In the church, we are embarrassed by money. It is, for many in the Mainline Church, a dirty subject only to be dealt with at Stewardship time. The reason some churches thrive is that their members are expected to give generously. We easily forget, however, that Jesus taught about money more than heaven or hell, and more than love. These are pretty shocking statements – and they should make us pause.
We don’t like to talk about money – how much we make, what we spend it on, how much we give – money is taboo. I was raised with the idea that you kept your personal information about money to yourself, so as to not embarrass anyone else or yourself. I struggle with this, as do most people I know. How, then, should we deal with this subject?
In seminary, a professor of mine taught us that we should never know how much anyone in the congregation gives. His belief was this – if the pastor got two calls for help at the same time, the pastor (being a flawed human being) would likely care for the active, giving member first. So as to not show partiality, one must use triage in deciding what to do. This always made sense to me.

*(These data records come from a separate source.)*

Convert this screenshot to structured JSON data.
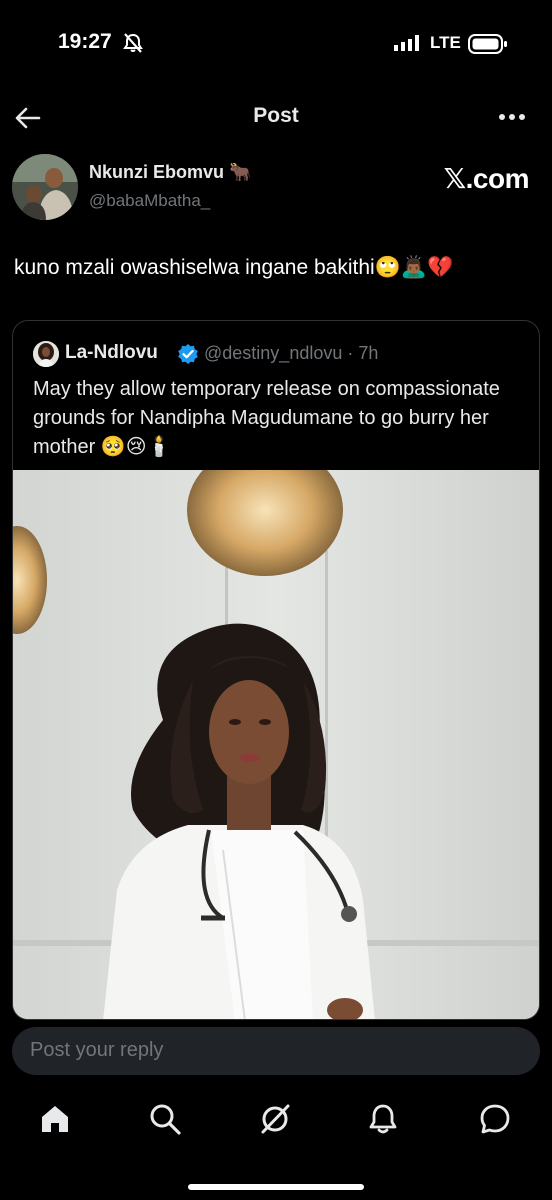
{
  "status_bar": {
    "time": "19:27",
    "network": "LTE",
    "icons": [
      "bell-off-icon",
      "signal-icon",
      "battery-icon"
    ]
  },
  "header": {
    "title": "Post",
    "icons": [
      "back-arrow-icon",
      "more-options-icon"
    ]
  },
  "tweet": {
    "author_name": "Nkunzi Ebomvu 🐂",
    "author_handle": "@babaMbatha_",
    "watermark": "𝕏.com",
    "text": "kuno mzali owashiselwa ingane bakithi🙄🙇🏾‍♂️💔"
  },
  "quoted_tweet": {
    "author_name": "La-Ndlovu",
    "author_handle": "@destiny_ndlovu · 7h",
    "text": "May they allow temporary release on compassionate grounds for Nandipha Magudumane to go burry her mother 🥺😢🕯️"
  },
  "reply": {
    "placeholder": "Post your reply"
  },
  "bottom_nav": {
    "items": [
      "home-icon",
      "search-icon",
      "grok-icon",
      "notifications-icon",
      "messages-icon"
    ]
  },
  "colors": {
    "background": "#000000",
    "text_primary": "#e7e9ea",
    "text_secondary": "#71767b",
    "verified": "#1d9bf0",
    "border": "#2f3336",
    "reply_bar": "#202327"
  }
}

Recently, however, church growth experts have been trying to convince us that knowing what people gives would actually help us. If they stopped giving, it might be a sign that something was wrong financially or spiritually, and we could address it before they left the church. This makes sense too, and yet, I am still in the camp of not knowing.
Shockingly (at least, to me) some churches make you show your 1040 tax form when you join, and then they tell you what to give. This is intrusive and overreaching, and I bristle at the very idea. When someone joins our church, I tell them that they need to decide what it means to be generous, and then they should give accordingly. In money, as in everything else, we have free will.
It is my opinion that the Mainline Churches have suffered, in part, because of a lack of generosity among many of our members. Most congregations have a 1/3 attendance and activity ratio, which means that most of our members have given up on their churches. In every church I have served, using a low base salary for members, I have estimated that if every member gave 5% of their salary (after housing and other essentials), those congregations would have had 50-100% more money coming in.
So look at it this way – if you spend more on pizza every week than on church, you may have a priorities problem. If your alcohol costs are higher than your regular gift – priority problem. I am not one of those people who believes you should give until it hurts, and I think we should reap the rewards of our hard work, but I also think that if you are spending more on tips in restaurants every week than in giving to your congregation’s ministry, you should probably rethink what you believe. Generosity is necessary to a healthy spiritual life. Stinginess is not. Giving is life affirming and joyful – withholding is not. Get healthy and give. Peace.
Steve Ohnsman has been the pastor of Calvary UCC in Reading, Pa since 1999. He has a BA in Religion & Philosophy from Wilmington College (OH), an MDiv from Drew University (NJ), a DMin in Christian Ethics from United Theological Seminary (OH), and a PhD in Leadership from Alvernia University (PA).